By David Shaw
On the 16th of January it was reported that the Scottish Football Association is to ban children under the age of 12 from heading the ball at football training. The change is due to the results of a study published in 2019, which showed that death rates from neurodegenerative disease including dementia are higher among former professional footballers. The ban has met with widespread approval and support, and it may be prudent to use this measure to protect the future health of children playing football. However, the risks in this case have been widely misreported, the data used to generate the results are quite old, and the ban is unlikely to protect those it seeks to help.
First, the media reporting of the risks has been highly misleading. The Guardian stated “there was a five-fold increase in the risk of Alzheimer’s, a four-fold increase in motor neurone disease and a two-fold increase in Parkinson’s.” The BBC claimed that “former players are three-and-a-half times more likely to die of dementia.” But these are relative risks, and responsible science journalism must report absolute or baseline risks. To take one example, the study found that “Mortality with neurodegenerative disease listed as the primary cause was 1.7% among former soccer players and 0.5% among controls.” This means that 99.5% of the controls did not die of a neurodegenerative disease, versus 98.3% of former soccer players. So the absolute risk increase among men who played football professionally for decades is in fact 1.2%, not the 350% reported by the BBC. This poor reporting does a disservice to the public debate on this important issue. (Note also that these are the statistics before adjusting for footballers’ reduced risk of dying from cardiovascular disease, meaning that the increase in risk is actually even less; footballers are more likely to die because of neurodegenerative disease because their greater physical fitness means they are less likely to die of another cause earlier in life.)
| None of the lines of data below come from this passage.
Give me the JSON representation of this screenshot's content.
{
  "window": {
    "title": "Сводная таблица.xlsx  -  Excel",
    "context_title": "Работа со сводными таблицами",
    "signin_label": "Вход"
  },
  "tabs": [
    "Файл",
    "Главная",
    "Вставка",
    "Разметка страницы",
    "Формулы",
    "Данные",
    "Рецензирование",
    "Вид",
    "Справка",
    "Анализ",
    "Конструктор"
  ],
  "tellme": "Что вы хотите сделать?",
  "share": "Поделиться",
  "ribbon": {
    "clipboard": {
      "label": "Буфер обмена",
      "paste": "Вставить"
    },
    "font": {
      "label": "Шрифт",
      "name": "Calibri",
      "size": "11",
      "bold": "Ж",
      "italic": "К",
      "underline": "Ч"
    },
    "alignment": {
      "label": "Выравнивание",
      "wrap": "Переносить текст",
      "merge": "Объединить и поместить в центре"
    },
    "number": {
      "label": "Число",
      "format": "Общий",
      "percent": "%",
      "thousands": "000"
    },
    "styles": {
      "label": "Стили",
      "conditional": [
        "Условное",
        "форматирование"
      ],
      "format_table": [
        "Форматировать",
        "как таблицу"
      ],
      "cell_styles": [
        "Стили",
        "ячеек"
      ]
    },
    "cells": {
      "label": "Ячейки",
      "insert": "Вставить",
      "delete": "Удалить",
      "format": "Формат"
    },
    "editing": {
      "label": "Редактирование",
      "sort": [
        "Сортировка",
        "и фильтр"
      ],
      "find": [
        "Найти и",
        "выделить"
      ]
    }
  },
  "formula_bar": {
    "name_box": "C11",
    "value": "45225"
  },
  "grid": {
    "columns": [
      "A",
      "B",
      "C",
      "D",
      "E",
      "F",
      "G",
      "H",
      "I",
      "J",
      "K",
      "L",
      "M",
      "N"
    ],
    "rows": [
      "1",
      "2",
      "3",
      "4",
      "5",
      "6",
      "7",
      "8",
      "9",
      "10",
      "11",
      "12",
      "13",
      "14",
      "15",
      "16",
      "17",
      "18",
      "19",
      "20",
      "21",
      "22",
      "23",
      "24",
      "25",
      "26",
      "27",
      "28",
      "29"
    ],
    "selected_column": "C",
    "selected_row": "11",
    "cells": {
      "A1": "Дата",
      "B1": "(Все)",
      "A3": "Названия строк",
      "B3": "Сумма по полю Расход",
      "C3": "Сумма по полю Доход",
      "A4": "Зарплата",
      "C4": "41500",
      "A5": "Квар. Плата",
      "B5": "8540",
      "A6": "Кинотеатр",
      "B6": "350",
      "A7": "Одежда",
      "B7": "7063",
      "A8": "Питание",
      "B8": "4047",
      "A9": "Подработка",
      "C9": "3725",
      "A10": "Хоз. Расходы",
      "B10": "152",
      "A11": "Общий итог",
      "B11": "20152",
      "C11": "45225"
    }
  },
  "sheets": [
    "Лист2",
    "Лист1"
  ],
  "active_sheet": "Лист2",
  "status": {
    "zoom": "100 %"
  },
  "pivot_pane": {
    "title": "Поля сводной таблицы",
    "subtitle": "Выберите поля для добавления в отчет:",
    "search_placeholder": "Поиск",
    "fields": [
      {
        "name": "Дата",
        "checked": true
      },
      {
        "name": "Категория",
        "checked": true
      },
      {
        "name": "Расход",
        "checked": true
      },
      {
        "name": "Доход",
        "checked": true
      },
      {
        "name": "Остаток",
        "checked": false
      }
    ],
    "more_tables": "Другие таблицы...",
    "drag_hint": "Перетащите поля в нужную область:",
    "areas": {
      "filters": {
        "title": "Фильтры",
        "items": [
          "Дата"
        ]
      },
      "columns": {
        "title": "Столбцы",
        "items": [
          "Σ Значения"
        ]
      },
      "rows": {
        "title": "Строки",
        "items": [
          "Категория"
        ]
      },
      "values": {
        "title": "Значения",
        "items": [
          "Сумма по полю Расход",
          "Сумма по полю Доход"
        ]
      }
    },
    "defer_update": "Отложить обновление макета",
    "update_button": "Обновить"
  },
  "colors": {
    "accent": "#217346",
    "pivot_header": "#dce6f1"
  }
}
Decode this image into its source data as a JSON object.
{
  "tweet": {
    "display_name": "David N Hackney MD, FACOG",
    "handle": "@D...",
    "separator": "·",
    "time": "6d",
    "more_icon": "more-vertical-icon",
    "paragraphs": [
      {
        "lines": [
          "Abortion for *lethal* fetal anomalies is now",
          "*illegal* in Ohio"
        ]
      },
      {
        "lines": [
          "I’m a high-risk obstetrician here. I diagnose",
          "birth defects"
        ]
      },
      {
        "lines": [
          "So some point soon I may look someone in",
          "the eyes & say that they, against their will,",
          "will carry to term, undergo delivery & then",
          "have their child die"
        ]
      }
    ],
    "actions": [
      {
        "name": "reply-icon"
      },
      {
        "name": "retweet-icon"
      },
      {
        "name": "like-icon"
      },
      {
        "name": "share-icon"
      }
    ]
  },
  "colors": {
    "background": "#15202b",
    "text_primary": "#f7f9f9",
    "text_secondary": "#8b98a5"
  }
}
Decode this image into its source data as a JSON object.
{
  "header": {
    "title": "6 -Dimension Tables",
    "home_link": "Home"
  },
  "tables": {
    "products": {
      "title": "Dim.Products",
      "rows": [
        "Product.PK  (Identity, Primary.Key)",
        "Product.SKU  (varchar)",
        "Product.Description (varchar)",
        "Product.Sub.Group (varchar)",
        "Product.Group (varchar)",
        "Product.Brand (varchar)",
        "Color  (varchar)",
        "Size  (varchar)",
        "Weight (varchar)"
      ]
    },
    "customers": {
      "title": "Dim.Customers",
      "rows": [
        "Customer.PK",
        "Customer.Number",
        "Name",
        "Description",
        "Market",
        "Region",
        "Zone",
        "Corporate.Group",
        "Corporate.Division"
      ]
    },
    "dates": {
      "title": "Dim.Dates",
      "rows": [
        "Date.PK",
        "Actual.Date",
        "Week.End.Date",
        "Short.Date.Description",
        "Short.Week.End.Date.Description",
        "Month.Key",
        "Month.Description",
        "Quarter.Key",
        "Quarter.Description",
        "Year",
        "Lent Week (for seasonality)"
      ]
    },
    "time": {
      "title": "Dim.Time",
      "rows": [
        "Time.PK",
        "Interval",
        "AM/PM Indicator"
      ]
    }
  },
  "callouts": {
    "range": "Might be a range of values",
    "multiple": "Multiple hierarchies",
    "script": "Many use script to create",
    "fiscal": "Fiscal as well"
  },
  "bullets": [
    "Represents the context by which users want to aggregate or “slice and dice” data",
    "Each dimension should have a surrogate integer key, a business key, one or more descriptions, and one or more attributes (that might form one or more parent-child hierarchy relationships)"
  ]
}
Second, the data used in the study concern men who were born between 1900 and 1977. Many of these men played professionally and trained as children when footballs were substantially heavier than the modern ball, which could both explain the increased risk found in the study and suggest that today’s modern balls may not have the same effect. Daniel Mackay, the study’s lead author, claimed on Radio Scotland that there is no reason to think that differences in ball weight and size might weaken the study’s conclusions, stating “It [the old ball theory] sounds like a good idea but really until there’s data we need to act with caution”. This is somewhat ironic, as there are not yet sufficient data for banning heading either, and further research is indeed needed on both hypotheses.
Finally, even if the data are sound, banning children from heading the ball may not actually have the intended effect. Most children never become professional footballers (less than 0.5%, with only 0.012% making it to the English Premier League), and most professional footballers (almost 99%) do not die because of a neurodegenerative disease. It is possible that the slight increase in risk of death from such disease is primarily caused by repeatedly heading the ball as an adult professional player, rather than at training as a child. Indeed, if heading the ball as a child was the problem, we would expect men who never became professional footballers to have a similar risk of death from this cause as those who did become professional footballers. The study did not show that. While professional footballers are perhaps more likely to have spent longer training as a child than young footballers who did not become professional players, there is no evidence to suggest that heading the ball as children has any causal link with the increase in risk of neurodegenerative disease.
Ultimately, less than 2% of professional footballers died of neurodegenerative disease, versus less than 1% of the general population. Most footballers do not die because of such disease, and this study did not show that footballers are more likely to get dementia or that they got it because they headed the ball as children. These key facts are entirely absent from the media coverage and the public debate. It may reassure the public if children are banned from heading the ball, but it seems highly likely that this shot will miss the goal.
Author: David Shaw
Affiliation: Care and Public Health Research Institute, Maastricht University and Institute for Biomedical Ethics, University of Basel.
Competing interests: the author’s elder son is 9, plays centre mid for Cambuslang Red Star 2010s, and isn’t keen on the ban.